You do need to consider the Americans with Disabilities Act (ADA), and Title VII. Under the Americans with Disabilities Act. These require certain exemptions:
- Medical reasons, such as an allergy to the vaccine, autoimmune diseases or extreme phobia. However, this might fall under the "direct threat" definition under the ADA. You have to provide these employees with a reasonable accommodation, but do not necessarily have to allow them on site. The best course of action is to require them to work from home until the office is fully open. In most cases this is likely to align with the employee's own preferences.
- Under Title VII, you have to allow for religious exemptions, and you are supposed to assume they are valid unless you have reason to believe otherwise. With employees, you may well be able to spot potential issues (such as when an employee who has never asked for anything else on religious grounds).
- You do not have to grant any kind of personal preference exemption.
Also consider the vaccination roll out in your state and the availability of vaccines to younger and healthier employees; again, it's not unreasonable to ask people to continue to work from home until they are fully vaccinated, but understand that during this interim period some of your people may not be able to get vaccinated.

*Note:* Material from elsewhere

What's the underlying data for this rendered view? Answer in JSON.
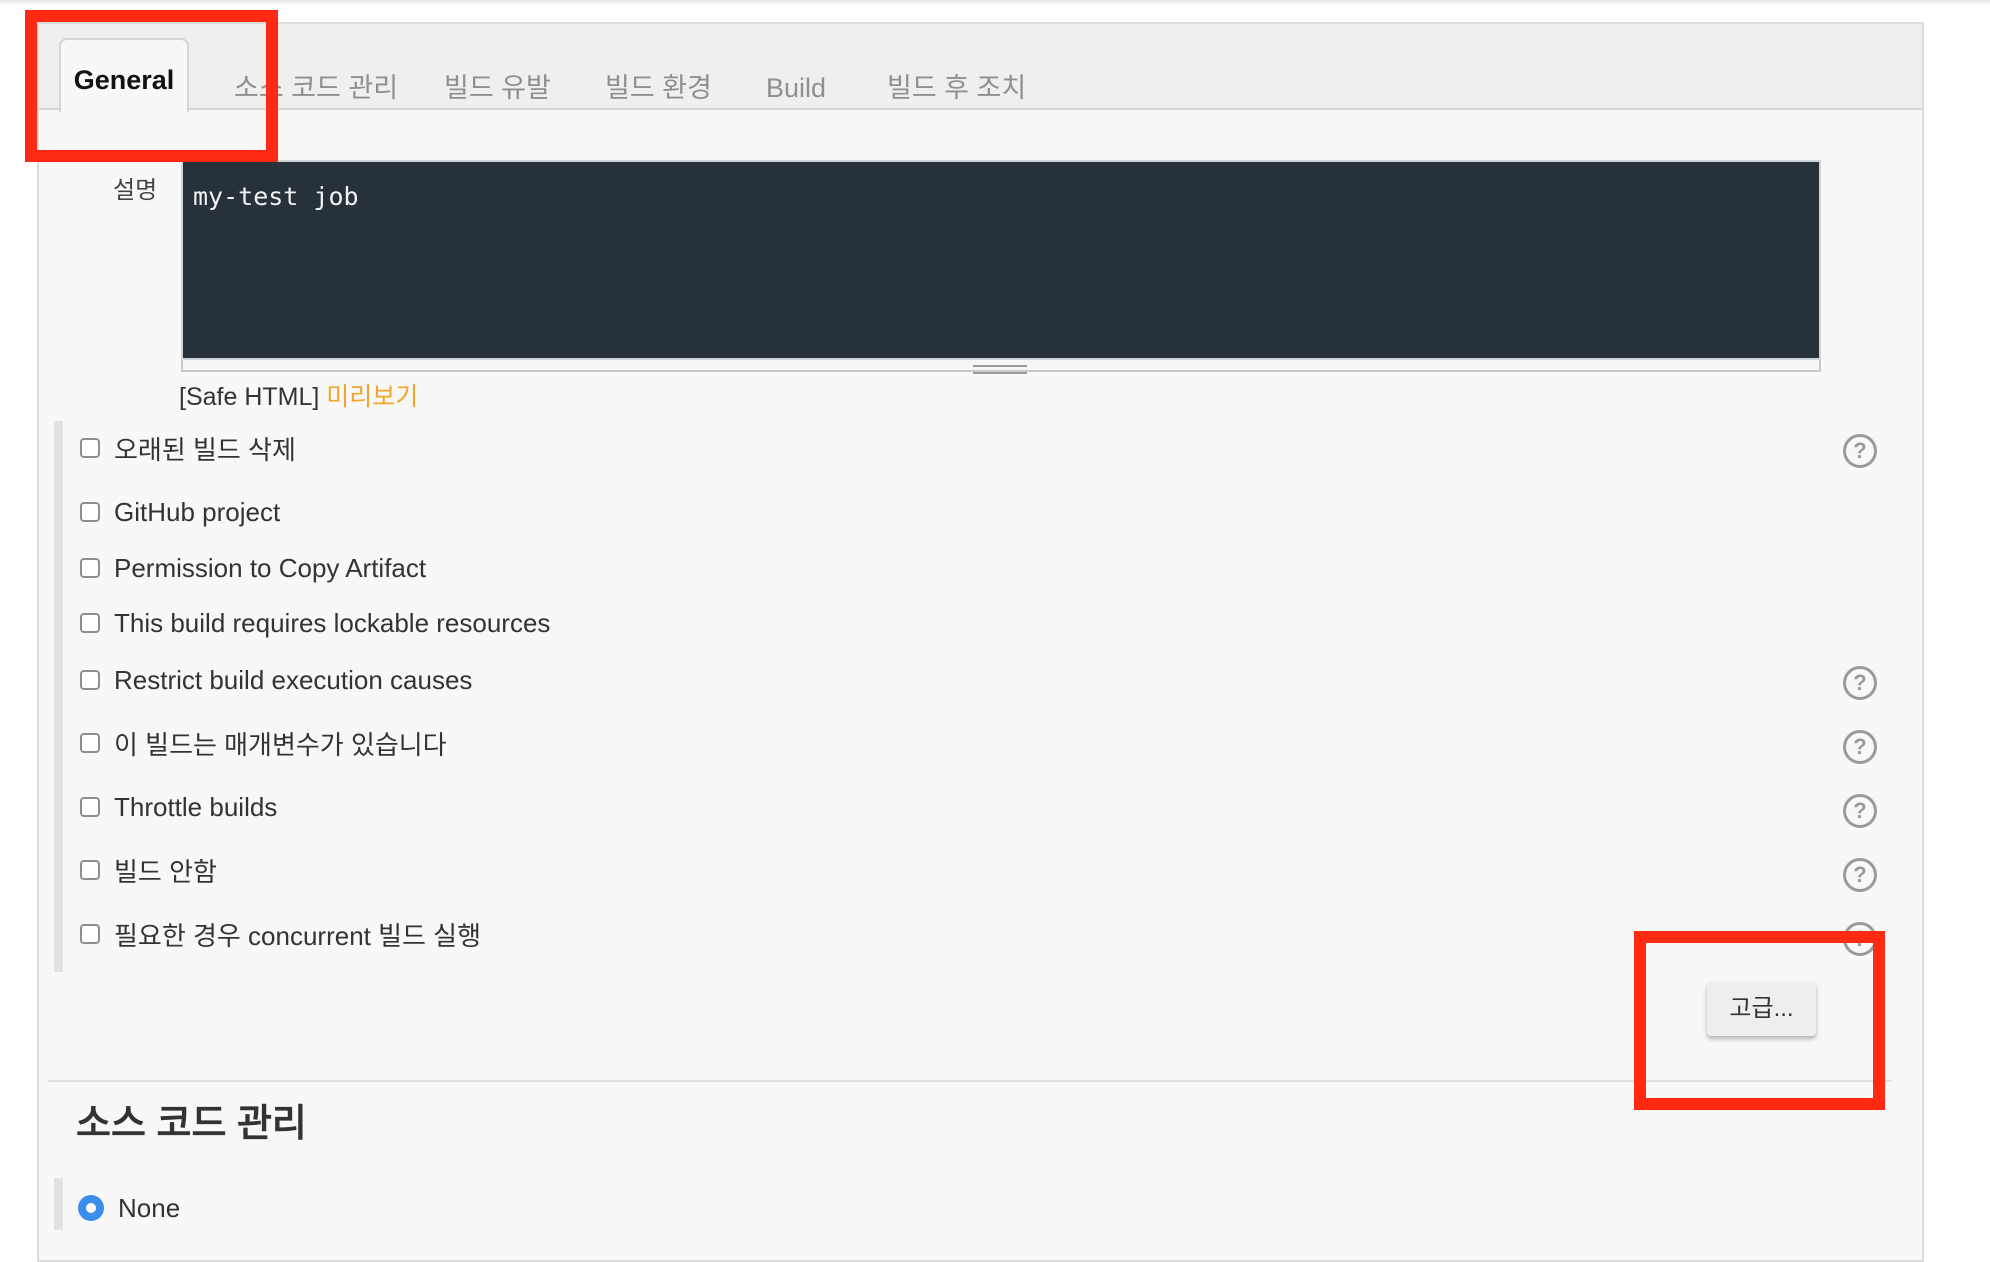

Set a clear policy for employees who refuse to get vaccinated. Yes, it is legal to terminate an employee for refusing to get vaccinated for personal reasons, because they are believing an anti-vax conspiracy, or whatever. However, if you have a large number of employees who are likely to refuse to be vaccinated, then this can cause a problem. Another potential issue is the question of being held legally liable for an outbreak if you don't mandate vaccinations. This is unprecedented, but could still happen in this case, given the prevalence and danger of the disease.
There are, of course, alternatives to mandatory vaccinations. These might include:
- Giving a bonus to employees who present proof of vaccination
- Giving free paid time off.
- Giving out gift cards or other incentives.
- Adding the COVID-19 vaccine to your existing wellness program.
You should also grant paid time off for people who are unable to work due to vaccine side effects; while side effects are transitory and generally last only 24 to 48 hours, they can be intense enough that people may want to take sick time. Make it clear that sick time will be granted no questions asked and will be paid. If they are charged an administrative cost for getting the vaccine, cover it. Larger workplaces may be able to set up vaccine clinics, but if you do that, make sure to vaccinate employees in shifts so not everyone gets side effects at once.
Can You Require New Hires to Get Vaccinated Before They Start Work?
Yes, as long as you are also requiring vaccination for existing employees. You can also require vaccination or the intent to get vaccinated as a condition of hiring. Again, bear in mind that not everyone is eligible for the vaccine yet, and that when they are, it may still take weeks for an individual to get an appointment.
You cannot refuse to hire somebody who is unable to get vaccinated for medical or legitimate religious reasons, but you can absolutely take into account refusal to get vaccinated for personal reasons. It's worth remembering that there is a strong overlap between people who refuse to get vaccinated and people who are not taking other reasonable COVID-19 precautions. A new hire who won't get vaccinated may also be a new hire who waltzes into the office without a mask after going to a party the previous night and exposes everyone.
If a new hire is unable to get the vaccine right away, make sure you have provisions in place to onboard them remotely and then arrange for them to come in once fully vaccinated.
For more information on getting employees back to work and safely reopening your office, get "The Essential Guide to Preparing Workplaces for COVID-19."
Blog Post, Safely Back to Work